**DIRECTIONS FOR THIS TASK**
Records follow. Copy every line with "JSON".

[[ INFORMATION GIVEN open ]]

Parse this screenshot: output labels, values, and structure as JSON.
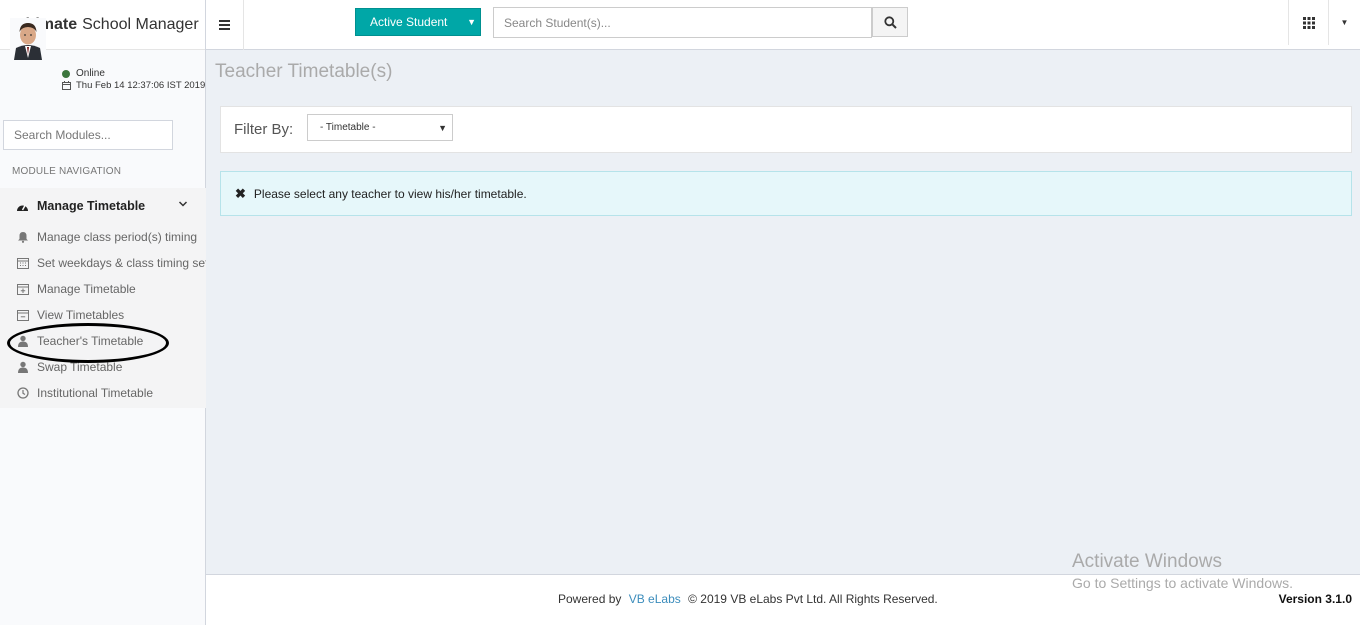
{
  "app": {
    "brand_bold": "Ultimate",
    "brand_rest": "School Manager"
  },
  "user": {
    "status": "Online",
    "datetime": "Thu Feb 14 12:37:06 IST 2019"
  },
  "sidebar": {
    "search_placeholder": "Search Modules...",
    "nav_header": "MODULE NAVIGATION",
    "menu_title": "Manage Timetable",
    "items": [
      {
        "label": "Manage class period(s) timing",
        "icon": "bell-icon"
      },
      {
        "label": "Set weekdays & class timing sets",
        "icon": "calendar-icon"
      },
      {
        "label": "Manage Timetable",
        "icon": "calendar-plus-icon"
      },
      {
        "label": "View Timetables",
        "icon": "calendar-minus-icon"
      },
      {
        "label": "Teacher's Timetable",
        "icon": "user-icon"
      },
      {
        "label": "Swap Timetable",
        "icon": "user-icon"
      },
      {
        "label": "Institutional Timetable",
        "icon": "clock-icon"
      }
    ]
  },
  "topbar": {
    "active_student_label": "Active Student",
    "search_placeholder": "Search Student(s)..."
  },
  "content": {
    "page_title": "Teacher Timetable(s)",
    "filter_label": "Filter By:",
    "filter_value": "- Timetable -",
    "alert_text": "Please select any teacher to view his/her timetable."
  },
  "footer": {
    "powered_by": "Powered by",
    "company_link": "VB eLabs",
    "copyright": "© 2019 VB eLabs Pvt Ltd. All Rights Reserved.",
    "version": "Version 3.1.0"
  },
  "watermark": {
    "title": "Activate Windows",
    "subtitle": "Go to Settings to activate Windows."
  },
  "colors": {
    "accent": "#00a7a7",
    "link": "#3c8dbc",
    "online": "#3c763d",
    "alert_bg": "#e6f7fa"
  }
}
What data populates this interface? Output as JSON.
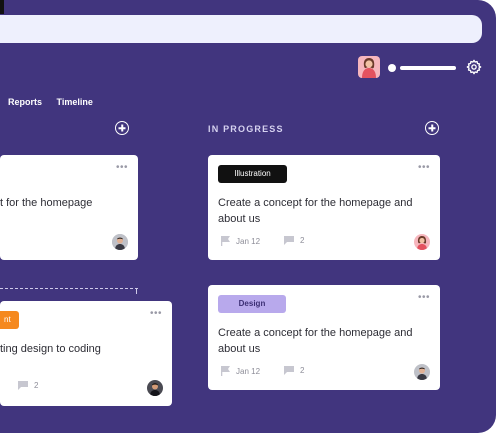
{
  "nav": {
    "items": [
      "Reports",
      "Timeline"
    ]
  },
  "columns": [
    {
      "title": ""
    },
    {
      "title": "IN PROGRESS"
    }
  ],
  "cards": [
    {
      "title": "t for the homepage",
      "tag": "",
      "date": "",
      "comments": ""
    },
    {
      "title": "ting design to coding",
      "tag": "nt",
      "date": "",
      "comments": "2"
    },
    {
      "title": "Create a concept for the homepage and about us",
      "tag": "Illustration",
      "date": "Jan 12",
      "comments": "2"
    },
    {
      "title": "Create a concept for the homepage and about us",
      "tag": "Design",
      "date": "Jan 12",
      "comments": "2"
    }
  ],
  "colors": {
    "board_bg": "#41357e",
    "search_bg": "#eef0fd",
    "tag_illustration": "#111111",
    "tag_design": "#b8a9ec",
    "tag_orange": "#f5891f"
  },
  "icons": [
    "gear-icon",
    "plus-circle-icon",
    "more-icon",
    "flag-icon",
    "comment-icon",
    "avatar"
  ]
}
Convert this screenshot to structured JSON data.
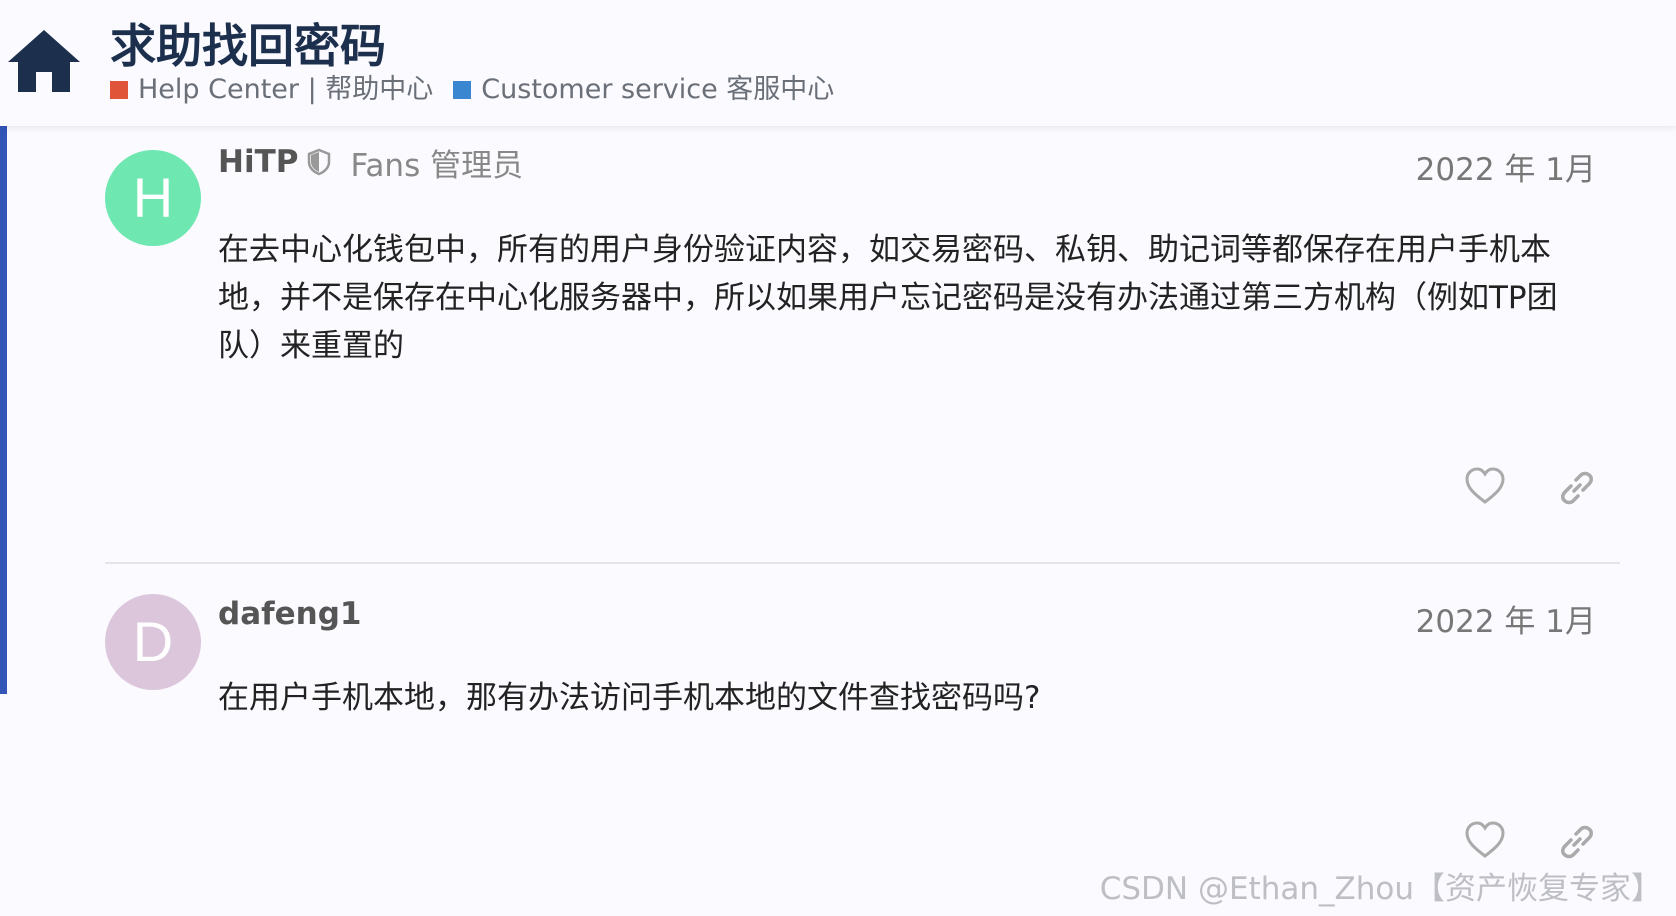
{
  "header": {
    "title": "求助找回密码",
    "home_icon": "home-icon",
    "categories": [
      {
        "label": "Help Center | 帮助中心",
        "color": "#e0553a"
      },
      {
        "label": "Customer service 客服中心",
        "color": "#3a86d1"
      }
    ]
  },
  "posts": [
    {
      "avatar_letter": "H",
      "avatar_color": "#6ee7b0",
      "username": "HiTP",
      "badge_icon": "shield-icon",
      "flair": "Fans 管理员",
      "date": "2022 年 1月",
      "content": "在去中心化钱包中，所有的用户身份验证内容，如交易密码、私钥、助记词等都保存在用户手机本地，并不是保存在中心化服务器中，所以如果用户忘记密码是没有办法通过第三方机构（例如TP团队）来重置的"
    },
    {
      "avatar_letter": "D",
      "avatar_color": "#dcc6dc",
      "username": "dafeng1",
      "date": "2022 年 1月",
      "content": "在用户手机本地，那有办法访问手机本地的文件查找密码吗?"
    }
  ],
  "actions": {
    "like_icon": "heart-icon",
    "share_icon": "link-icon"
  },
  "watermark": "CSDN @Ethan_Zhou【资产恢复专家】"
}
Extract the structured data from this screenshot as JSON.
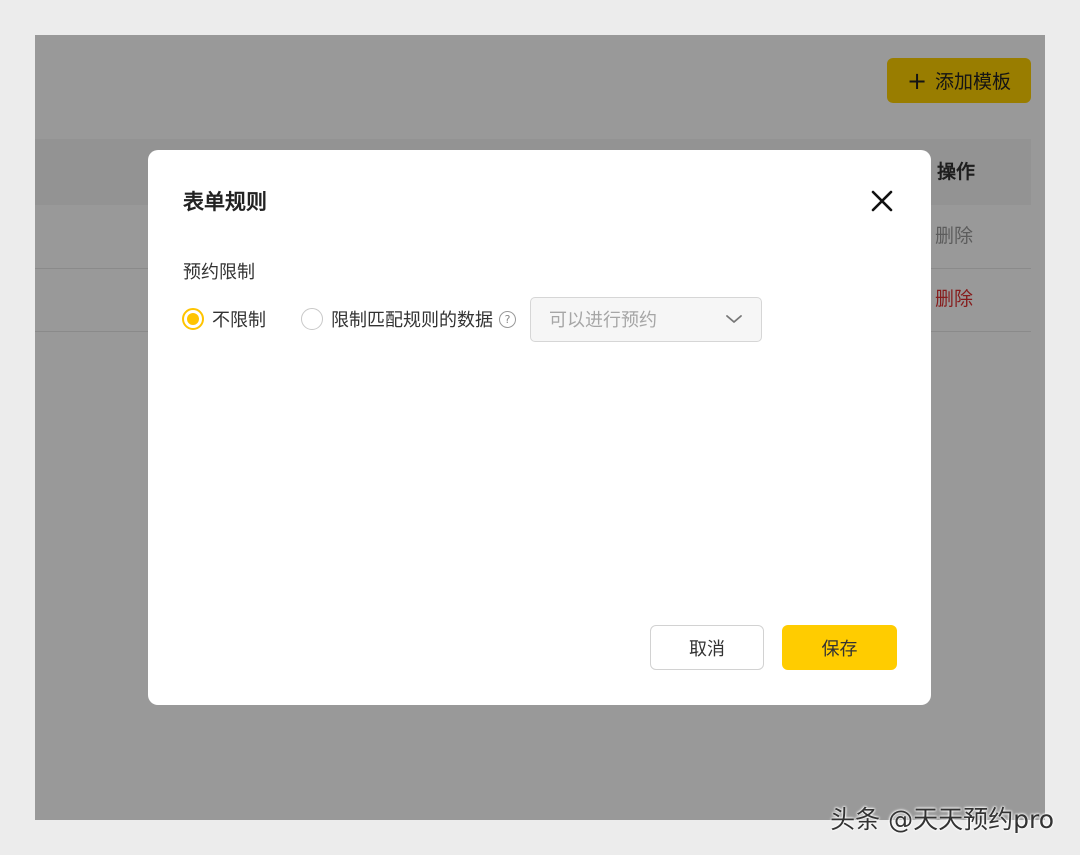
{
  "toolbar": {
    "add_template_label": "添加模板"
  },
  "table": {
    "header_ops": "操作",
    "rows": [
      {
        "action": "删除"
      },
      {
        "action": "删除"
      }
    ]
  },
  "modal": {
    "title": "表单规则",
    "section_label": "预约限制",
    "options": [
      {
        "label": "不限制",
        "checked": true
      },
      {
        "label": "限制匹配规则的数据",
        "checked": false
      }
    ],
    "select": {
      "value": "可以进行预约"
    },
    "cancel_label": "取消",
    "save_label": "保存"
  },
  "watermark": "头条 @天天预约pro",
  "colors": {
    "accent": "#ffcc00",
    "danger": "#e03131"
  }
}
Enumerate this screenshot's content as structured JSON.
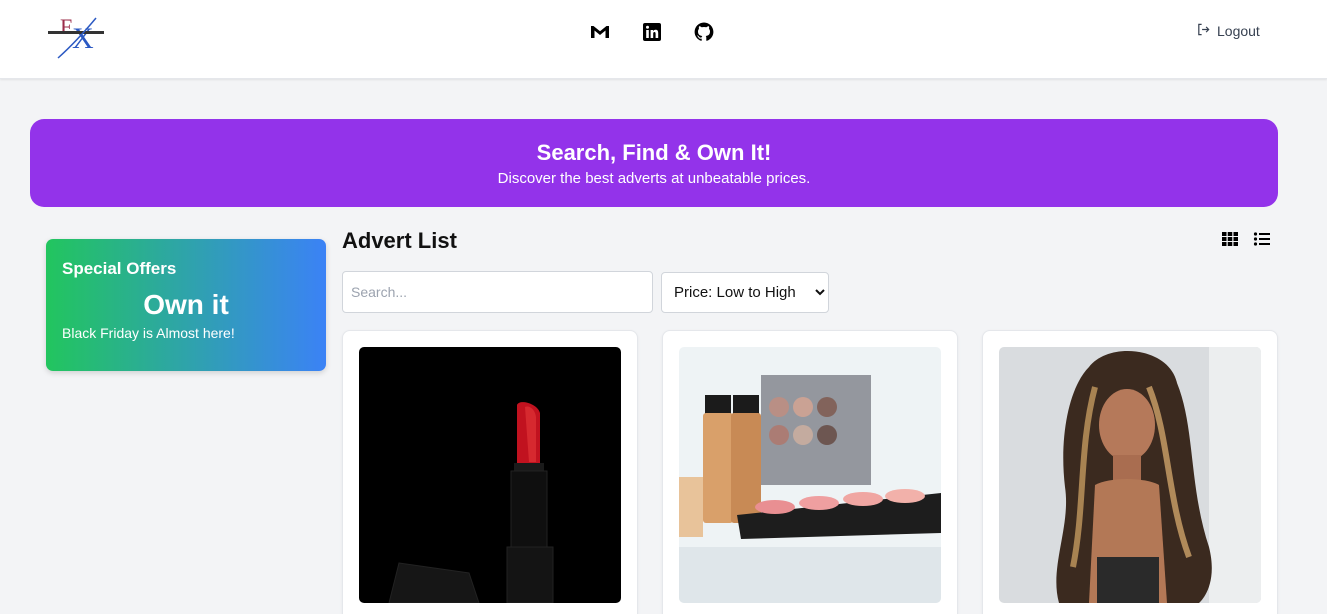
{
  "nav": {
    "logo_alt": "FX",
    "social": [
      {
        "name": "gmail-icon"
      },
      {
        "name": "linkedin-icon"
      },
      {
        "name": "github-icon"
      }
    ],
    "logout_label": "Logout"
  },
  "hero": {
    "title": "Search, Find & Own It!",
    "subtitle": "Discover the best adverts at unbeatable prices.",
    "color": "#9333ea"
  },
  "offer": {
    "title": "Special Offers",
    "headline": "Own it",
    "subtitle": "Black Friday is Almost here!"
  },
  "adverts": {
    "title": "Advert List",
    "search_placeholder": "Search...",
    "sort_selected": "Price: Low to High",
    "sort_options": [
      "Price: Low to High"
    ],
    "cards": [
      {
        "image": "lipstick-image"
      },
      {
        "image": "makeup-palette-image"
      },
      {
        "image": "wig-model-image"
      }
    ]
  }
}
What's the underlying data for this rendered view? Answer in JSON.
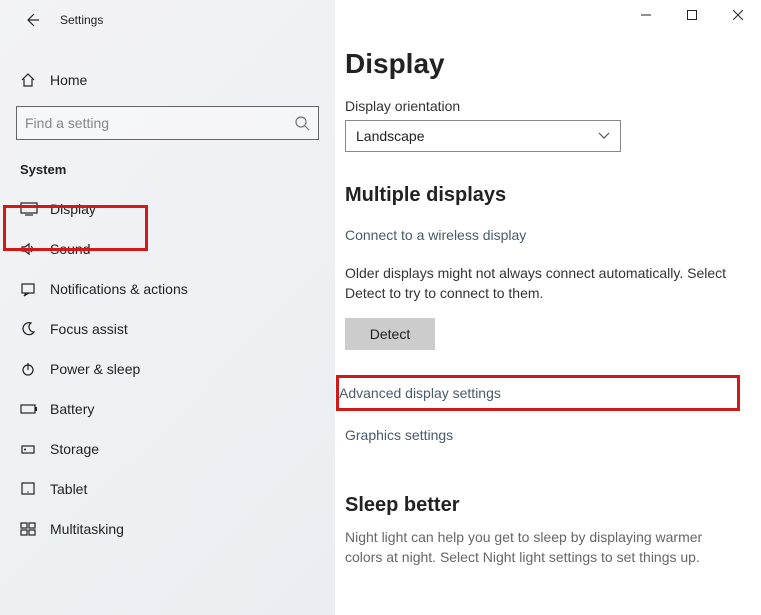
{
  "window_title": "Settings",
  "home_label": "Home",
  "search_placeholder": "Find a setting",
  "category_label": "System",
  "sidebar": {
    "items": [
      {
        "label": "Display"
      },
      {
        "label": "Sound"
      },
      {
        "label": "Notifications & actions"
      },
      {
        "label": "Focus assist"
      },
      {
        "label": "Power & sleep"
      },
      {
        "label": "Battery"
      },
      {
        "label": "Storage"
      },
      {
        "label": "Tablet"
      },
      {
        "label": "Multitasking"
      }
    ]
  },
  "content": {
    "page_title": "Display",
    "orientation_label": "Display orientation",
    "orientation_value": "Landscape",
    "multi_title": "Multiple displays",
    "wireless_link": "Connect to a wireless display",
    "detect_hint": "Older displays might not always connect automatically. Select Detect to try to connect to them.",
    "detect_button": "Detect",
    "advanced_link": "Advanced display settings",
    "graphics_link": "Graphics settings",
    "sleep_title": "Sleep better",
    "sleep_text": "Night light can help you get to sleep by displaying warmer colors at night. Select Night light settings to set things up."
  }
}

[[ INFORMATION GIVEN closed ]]

**SOLUTION TO THE PROBLEM**
Parse this screenshot: output labels, values, and structure as JSON.
What data populates this interface? Output as JSON.
Convert this screenshot to structured JSON data.
Extract the structured data from this screenshot as JSON.
Enumerate this screenshot's content as structured JSON.
What's the underlying data for this rendered view? Answer in JSON.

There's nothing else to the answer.